By Patrick Prince
Almost 30 years ago, theMVD Entertainment Group sprang up from industry veteran Tom Seaman’s business acumen on music videotape distribution. Seaman built a family-run business that is now a full-service music and movie distributor specializing in DVD, Blu-ray, CD, vinyl and music merchandise, including limited-edition collectibles. The family-run business is preserved today with Tom’s son, Ed Seaman, leading the charge as MVD’s COO.
GOLDMINE: MVD distributes a lot of “audiovisual content” on DVD/Blu-ray — from Patsy Cline live footage to ‘60s documentaries on the Beatles and Dylan. Is it safe to say that this format is your best seller?
Ed Seaman: Music-related film is still a huge part of our business, but we’ve expanded so much in the last 15 years in terms of content and genres. So music films are now about one-third of our overall business, with non-music film at about one-third and audio distribution the other one-third.
GM: Is there a specific music genre or artist that sells the best with audiovisual? For instance, the Beatles docs must do well.
ES: It’s a funny question. What sells best in music films largely has to do with the collectability of an artist along with the previous exploitations by that artist. The biggest factor is the collectability. If you see lots of people walking around with an artist’s T-shirt, that usually means that artist will sell well on home video. And, of course, the quality and content is crucial, considering how fans interact and chatter in today’s world; when the fans start talking about how great a music doc is, the sales follow. And vice versa.
GM: MVD founder Tom Seaman initially focused on music videotape.
ES: Indeed – and MVD stands for Music Video Distributors. About 10 years ago at the height of DVD sales, we were at a convention and someone looked at our Music Video Distributors banner and said, “So, you guys sell videotapes or something?” We decided to rebrand at that moment.
GM: MVD also distributes soundtracks. Please elaborate on how well soundtracks sell. Soundtracks seem to do better than people are aware, no?
ES: We’ve gained some critical mass with soundtracks, picking up some nice labels and great content. It is a natural progression for us, in many ways the missing link between film and music. I believe collectability is critical on packaged goods for soundtracks, whereas digitally it is far more impulse purchase.
GM: It does make it unique that the soundtracks you have are available in more than just CD format — for instance, the limited-edition, color vinyl of the soundtrack for the film “Song One.”A film like “Song One” — it’s setting of the Greenwich Village folk scene — seems perfect for your kind of distribution.
ES: Vinyl ties into that collectiblity and cult status — although the big draw on this release is that Jenny Lewis contributed to the songwriting.
GM: Talk about how MVD merged with Big Daddy Music Distribution to expand into audio distribution.
ES: MVD started audio distribution largely as a result of many of our European DVD labels stressing that they wished we did CD distribution, too.
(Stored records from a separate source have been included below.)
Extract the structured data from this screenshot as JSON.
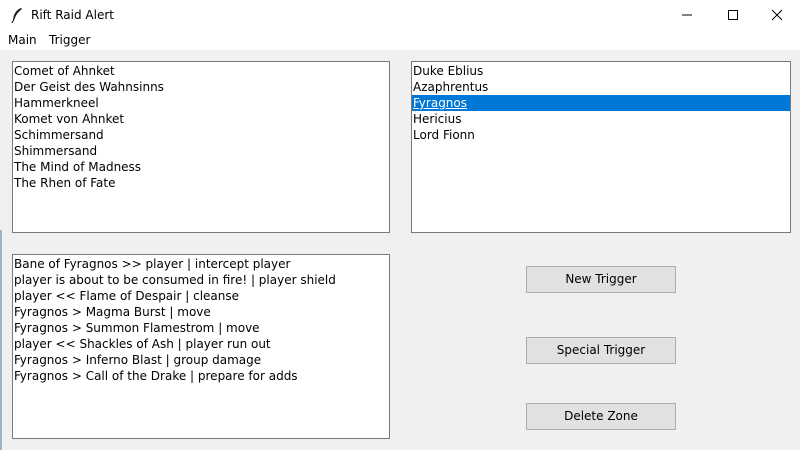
{
  "window": {
    "title": "Rift Raid Alert",
    "minimize": "Minimize",
    "maximize": "Maximize",
    "close": "Close"
  },
  "menu": {
    "main": "Main",
    "trigger": "Trigger"
  },
  "zones": {
    "items": [
      "Comet of Ahnket",
      "Der Geist des Wahnsinns",
      "Hammerkneel",
      "Komet von Ahnket",
      "Schimmersand",
      "Shimmersand",
      "The Mind of Madness",
      "The Rhen of Fate"
    ]
  },
  "bosses": {
    "items": [
      "Duke Eblius",
      "Azaphrentus",
      "Fyragnos",
      "Hericius",
      "Lord Fionn"
    ],
    "selected": "Fyragnos",
    "selected_color": "#0078d7"
  },
  "triggers": {
    "items": [
      "Bane of Fyragnos >> player | intercept player",
      "player is about to be consumed in fire! | player shield",
      "player << Flame of Despair | cleanse",
      "Fyragnos > Magma Burst | move",
      "Fyragnos > Summon Flamestrom | move",
      "player << Shackles of Ash | player run out",
      "Fyragnos > Inferno Blast | group damage",
      "Fyragnos > Call of the Drake | prepare for adds"
    ]
  },
  "buttons": {
    "new_trigger": "New Trigger",
    "special_trigger": "Special Trigger",
    "delete_zone": "Delete Zone"
  }
}
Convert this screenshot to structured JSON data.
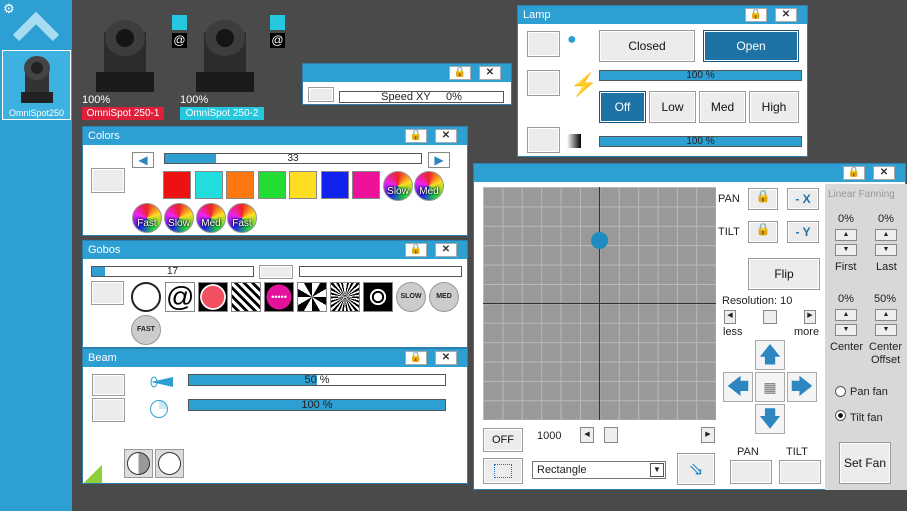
{
  "sidebar": {
    "settings_icon": "gear-icon",
    "fixture": {
      "name": "OmniSpot250"
    }
  },
  "fixtures": [
    {
      "percent": "100%",
      "name": "OmniSpot 250-1",
      "tag_color": "#e0203a"
    },
    {
      "percent": "100%",
      "name": "OmniSpot 250-2",
      "tag_color": "#26c8e0"
    }
  ],
  "speed": {
    "label": "Speed XY",
    "value": "0%"
  },
  "colors": {
    "title": "Colors",
    "value": "33",
    "value_fraction": 0.2,
    "swatches": [
      "#ee1111",
      "#22dddd",
      "#ff7711",
      "#22dd33",
      "#ffdd22",
      "#1122ee",
      "#ee1199"
    ],
    "effects": [
      "Slow",
      "Med",
      "Fast",
      "Slow",
      "Med",
      "Fast"
    ]
  },
  "gobos": {
    "title": "Gobos",
    "value": "17",
    "value_fraction": 0.08,
    "effects": [
      "SLOW",
      "MED",
      "FAST"
    ]
  },
  "beam": {
    "title": "Beam",
    "zoom": "50 %",
    "zoom_fraction": 0.5,
    "iris": "100 %",
    "iris_fraction": 1.0
  },
  "lamp": {
    "title": "Lamp",
    "closed": "Closed",
    "open": "Open",
    "power": "100 %",
    "power_fraction": 1.0,
    "off": "Off",
    "low": "Low",
    "med": "Med",
    "high": "High",
    "dimmer": "100 %",
    "dimmer_fraction": 1.0
  },
  "pantilt": {
    "pan": "PAN",
    "tilt": "TILT",
    "pan_invert": "- X",
    "tilt_invert": "- Y",
    "flip": "Flip",
    "resolution": "Resolution: 10",
    "less": "less",
    "more": "more",
    "off": "OFF",
    "speed": "1000",
    "shape": "Rectangle",
    "pan_btn": "PAN",
    "tilt_btn": "TILT",
    "linear_fanning": "Linear Fanning",
    "first_pct": "0%",
    "last_pct": "0%",
    "first": "First",
    "last": "Last",
    "center_pct": "0%",
    "offset_pct": "50%",
    "center": "Center",
    "center_offset_1": "Center",
    "center_offset_2": "Offset",
    "pan_fan": "Pan fan",
    "tilt_fan": "Tilt fan",
    "set_fan": "Set Fan"
  }
}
In 2006, we pulled the trigger and launched MVD Audio, and soon after took on the merge with Big Daddy, taking over their existing distribution. It solidified us as a player in audio distribution and really helped put us on the map. It also opened up certain audio customers and digital platforms for us — essentially the whole was bigger than the sum of its parts.
GM: Is there a specific, recent audio release that has done well for MVD?
ES:The Todd Rundgren (“Global” album) is doing really well and we expected that; his fans are so loyal and he supports his releases extremely well, doing tours, interviews, in-stores, whatever it takes.
GM: You recently welcomed Let Them Eat Vinyl Records to your distribution list. Let Them Eat Vinyl Records brings a niche to many American listeners who enjoy bootleg albums — concert audio that isn’t mass produced.
ES: We are buying these non-exclusively — we really see it as filling a demand for the fans.
GM: You also distribute many other foreign labels: SlipTrick, Cherry Red Records, etc. How has your experience been with foreign labels in general? It definitely fills a void for record collectors in the U.S.
ES: For whatever reason our business model really resonates with European and U.K. labels. It has always been a large part of our business and looks to grow bigger. There is a European perception that U.S. companies are dishonest, and we have always worked very hard to dispel those feelings; I think our labels in Europe have a lot of faith and trust in us, and we are committed to never let them down.
GM: Will MVD be selling more and more vinyl in the near future?
ES: Of course — although we all have to be wary of the pitfalls of vinyl and make sure that what gets released should be released. We are all seeing too many records come out that are just a different color of an existing record; there is already backlash about this kind of thing. The good news is that fans have access to so much data these days and are more savvy as a result. So records that shouldn’t have been released in the first place suffer from low sales. But yes — we are committed to the format.
GM: MVD has always been a family-run business. Do you believe that a family-run business like MVD is more stable than conglomerates in today’s entertainment industry?
ES: I don’t know — running a business is a difficult balancing act no matter what. There are pros and cons with either. The personal commitments of family-run can work for or against the business. At the end of the day, regardless of ownership, the most important thing is having a team that treats the business like their own and commits themselves fully to their career. And that trait is not necessarily dependent on family-run businesses.